Ike Neil photographed near his home in IJburg, Amsterdam-Oost. Neil plays for Amsterdam futsal club, ASV Lebo as well as the Dutch national team however it was on the streets where he learnt his craft.
Warung ‘Mini’ Surinamese Restaurant in De Pijp, Amsterdam. Surinamese restaurants were at the heart of the very early street football scene as they would sponsor and organise the first street football tournaments in Amsterdam.
Young Rotterdam baller Rachidsko takes a phonecall in the Surinamese restaurant ‘Surifood’. Winkelcentrum, Zuidplein, South Rotterdam.
Raschidsko holds his old trainers, torn and beaten from playing in the streets of South Rotterdam.

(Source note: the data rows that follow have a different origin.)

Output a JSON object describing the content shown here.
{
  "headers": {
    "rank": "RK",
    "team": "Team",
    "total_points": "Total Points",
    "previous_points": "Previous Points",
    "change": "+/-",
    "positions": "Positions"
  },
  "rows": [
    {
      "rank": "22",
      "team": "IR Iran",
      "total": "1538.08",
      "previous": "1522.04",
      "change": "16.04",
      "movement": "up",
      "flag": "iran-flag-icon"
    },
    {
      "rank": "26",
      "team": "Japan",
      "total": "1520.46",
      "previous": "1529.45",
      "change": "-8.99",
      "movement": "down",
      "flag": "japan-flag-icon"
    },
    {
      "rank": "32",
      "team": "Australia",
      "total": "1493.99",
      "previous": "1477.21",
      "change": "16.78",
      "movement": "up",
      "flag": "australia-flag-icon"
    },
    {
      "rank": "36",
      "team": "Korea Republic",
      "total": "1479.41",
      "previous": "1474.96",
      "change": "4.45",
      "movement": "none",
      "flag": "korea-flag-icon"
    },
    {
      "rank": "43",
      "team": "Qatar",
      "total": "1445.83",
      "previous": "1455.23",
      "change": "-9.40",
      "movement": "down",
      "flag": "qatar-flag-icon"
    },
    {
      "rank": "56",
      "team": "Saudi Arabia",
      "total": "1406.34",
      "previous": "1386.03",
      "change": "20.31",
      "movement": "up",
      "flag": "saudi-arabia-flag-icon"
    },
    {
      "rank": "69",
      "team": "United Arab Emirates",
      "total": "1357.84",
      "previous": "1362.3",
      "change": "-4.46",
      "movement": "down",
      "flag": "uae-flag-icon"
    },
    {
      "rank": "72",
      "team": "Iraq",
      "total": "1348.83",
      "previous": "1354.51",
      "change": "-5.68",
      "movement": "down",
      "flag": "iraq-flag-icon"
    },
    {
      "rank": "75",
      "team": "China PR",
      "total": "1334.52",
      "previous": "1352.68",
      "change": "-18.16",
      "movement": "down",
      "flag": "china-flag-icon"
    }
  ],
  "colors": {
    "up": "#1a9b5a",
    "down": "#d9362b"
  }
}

Zohair Arbib practices his signature ‘mousetrap’ at Weesperplein court in the city centre of Amsterdam. As well as being a specialist one-on-one panna player, Arbib studies I.T. at the HVA University that is situated directly behind the court.
Zohair Arbib. Weesperplein, Amsterdam.
Street football legend Edward ‘Edje’ Van Gils sizes up Ajax youth player, Julian Rijkhoff at the Kingsdome.
Nordin Stitou does his signature ‘Scorpian Akka’ at the Pyramide court in central Amsterdam. Stitou is also a member of the Street Kings crew.
Nordin Stitou, Pyramide, Central Amsterdam.
Boninplein in Amsterdam-Oost. In recent years this has become one of the most iconic courts in Amsterdam, as it is the home court to one of the world’s greatest street footballers, Ismail “Issy Hitman” Hamadoui. Here he developed his pioneering move, the ‘Akka 3000’.
Ismael “Issy Hitmain” Hamdoui photographed in front of his apartment building in Amsterdam-Zuid. Hamdoui has come a long way from Boninplein having starred in the FIFA Street Franchise at the age of 16, going on to play professional futsal at the highest level in Spain and now being a member of the Ronaldinho Global Street Team.
Ismael “Issy Hitmain” Hamdoui, Amsterdam-Zuid.
Local teenagers play on the courts in Zuiderpark in South Rotterdam.
Lenny Macnack cuts the hair of a young client in Pu-Ma hair studio, De Pijp, Amsterdam. Macnack was a talented field player who launched his career at Ajax, however it was the streets where he became known after winning the Nike Panna KO competition in 2005. Today he is a specialist celebrity barber known as ‘Lenny Razorsharp’, cutting the hair of professional players including Romelu Lukaku, Ryan Babel and Justin Kluivert.
Djuric ‘Dju Dju’ Ascension photographed at his home court in Gein, Amsterdam Zuid-Oost. As well as being a respected street baller and member of the Street Kings, he still plays professional football in Belgium and has represented the Dutch-Antilles national team, qualifying through his parents who are from Curacao.
A court on Dirk Vreekenstraat, next to the water in Eastern Docklands, Amsterdam.
Sharif Rodriguez photographed on Rosestrat in Rotterdam-Zuid. Rodriguez is one of the biggest talents in Dutch street football and plays regularly with the older legends in Amsterdam.
Local children play on a Cruyff court at the centre of a housing complex in Capelle aan den IJssel, a suburb of East Rotterdam.